The play Pygmalion, by George Bernard Shaw is, like the previous post accurately stated, primarily a social satire that belongs to the genre of Romanticism, and most specifically, to the form of Comedy of Manners. Within this genre, society is often mocked particularly by the way that the upper...
The play Pygmalion, by George Bernard Shaw is, like the previous post accurately stated, primarily a social satire that belongs to the genre of Romanticism, and most specifically, to the form of Comedy of Manners. Within this genre, society is often mocked particularly by the way that the upper classes act and think.

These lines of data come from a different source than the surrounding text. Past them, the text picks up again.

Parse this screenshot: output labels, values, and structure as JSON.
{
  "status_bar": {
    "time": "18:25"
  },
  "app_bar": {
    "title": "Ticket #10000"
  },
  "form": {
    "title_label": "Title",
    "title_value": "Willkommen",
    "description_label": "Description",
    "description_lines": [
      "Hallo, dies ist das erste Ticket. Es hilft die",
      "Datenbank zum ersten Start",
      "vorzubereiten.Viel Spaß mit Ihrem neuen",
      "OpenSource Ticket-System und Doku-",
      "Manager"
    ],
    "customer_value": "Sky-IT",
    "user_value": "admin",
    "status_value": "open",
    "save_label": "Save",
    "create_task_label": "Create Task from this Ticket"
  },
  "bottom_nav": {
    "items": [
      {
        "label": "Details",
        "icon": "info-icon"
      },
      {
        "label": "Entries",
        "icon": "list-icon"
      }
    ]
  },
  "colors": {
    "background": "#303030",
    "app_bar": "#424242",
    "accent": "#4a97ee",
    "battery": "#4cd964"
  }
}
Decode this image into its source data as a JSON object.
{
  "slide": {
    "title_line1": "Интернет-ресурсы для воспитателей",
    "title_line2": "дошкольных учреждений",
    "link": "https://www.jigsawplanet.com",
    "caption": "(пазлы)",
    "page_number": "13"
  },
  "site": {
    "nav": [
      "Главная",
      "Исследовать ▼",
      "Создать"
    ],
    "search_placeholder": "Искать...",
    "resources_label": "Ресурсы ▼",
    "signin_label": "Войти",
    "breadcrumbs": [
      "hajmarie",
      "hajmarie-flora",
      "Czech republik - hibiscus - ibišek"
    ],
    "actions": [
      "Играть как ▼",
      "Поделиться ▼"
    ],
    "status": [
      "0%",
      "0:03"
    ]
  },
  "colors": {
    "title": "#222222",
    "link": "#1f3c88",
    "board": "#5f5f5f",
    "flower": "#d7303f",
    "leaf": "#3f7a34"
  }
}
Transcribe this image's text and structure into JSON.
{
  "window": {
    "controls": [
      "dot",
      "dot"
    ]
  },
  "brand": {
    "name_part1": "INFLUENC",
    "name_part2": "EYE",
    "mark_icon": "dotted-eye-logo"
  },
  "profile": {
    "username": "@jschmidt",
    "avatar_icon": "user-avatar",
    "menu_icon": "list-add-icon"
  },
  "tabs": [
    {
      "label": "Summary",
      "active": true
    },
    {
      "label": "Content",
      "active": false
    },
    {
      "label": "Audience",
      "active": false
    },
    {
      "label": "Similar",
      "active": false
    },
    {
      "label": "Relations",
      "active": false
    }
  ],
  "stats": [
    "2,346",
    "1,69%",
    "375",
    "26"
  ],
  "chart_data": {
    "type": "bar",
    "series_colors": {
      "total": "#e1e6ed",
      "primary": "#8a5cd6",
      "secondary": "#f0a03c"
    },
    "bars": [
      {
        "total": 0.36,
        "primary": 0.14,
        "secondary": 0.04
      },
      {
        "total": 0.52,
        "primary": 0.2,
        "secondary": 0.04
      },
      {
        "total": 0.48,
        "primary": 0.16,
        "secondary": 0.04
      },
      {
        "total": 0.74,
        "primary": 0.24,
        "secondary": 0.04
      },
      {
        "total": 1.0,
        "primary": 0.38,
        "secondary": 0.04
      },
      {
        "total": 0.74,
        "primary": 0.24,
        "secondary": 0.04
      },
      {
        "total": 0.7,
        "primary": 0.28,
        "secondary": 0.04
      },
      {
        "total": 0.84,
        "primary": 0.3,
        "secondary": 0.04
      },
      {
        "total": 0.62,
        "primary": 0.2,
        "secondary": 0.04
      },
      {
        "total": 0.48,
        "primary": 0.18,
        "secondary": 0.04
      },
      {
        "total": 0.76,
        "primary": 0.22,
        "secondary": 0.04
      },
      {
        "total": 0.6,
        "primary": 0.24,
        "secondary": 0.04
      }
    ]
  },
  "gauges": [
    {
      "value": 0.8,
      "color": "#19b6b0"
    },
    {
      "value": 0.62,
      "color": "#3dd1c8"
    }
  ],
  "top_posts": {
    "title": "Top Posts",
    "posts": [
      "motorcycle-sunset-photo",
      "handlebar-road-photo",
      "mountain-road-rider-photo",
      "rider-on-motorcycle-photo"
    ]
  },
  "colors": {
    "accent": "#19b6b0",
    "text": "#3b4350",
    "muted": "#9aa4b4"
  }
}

One most keep into consideration that GB Shaw is an Irish playwright who produces pieces for a very complex British Victorian audience. Victorian society is notorious for its classicist nature, for its hypocritical values, and for its 'holier than thou' attitudes. When we take this into consideration, we can safely argue that Shaw literally laughed at the English Victorian audience right in its face by pointing out the shallow nature of their judgement of other people.
You see this creature with her kerbstone English: the English that will keep her in the gutter to the end of her days. Well, sir, in three months I could pass that girl off as a duchess at an ambassador's garden party. I could even get her a place as lady's maid or shop assistant, which requires better English. That's the sort of thing I do for commercial millionaires. And on the profits of it I do genuine scientific work in phonetics, and a little as a poet on Miltonic lines.
The central theme of the play revolves around making a peasant girl look portrayDuchess in an upcoming fashionable event. In the process of transforming Eliza, Shaw irreverently points at the coarse and terrible image that the lower classes have of the upper classes by making jokes at the way Eliza should pronounce words and use specific mannerisms. These words are exaggerated and made to look ridiculous. The mannerisms are meant to mock the aristocrats. The language used by Eliza and her peers throughout the transformation process just adds salt to the wound: It brings the upper classes spiraling down from their self-made pedestals.
Therefore, far from portraying the English as tolerant, kind, and intelligent people, Shaw shows us how easily to deceive they can be if only you make someone look and sound the way an aristocrat is meant to look and sound. Because of this clear attack to a society that accepts no criticism, Shaw obtained mixed reviews about the play. It is not so much because of its form, but because of its central message: Shaw seems to have been quite interested in pointing out social flaws, and this is obviously something that, in a shallow society, will not transform into a vote of approval.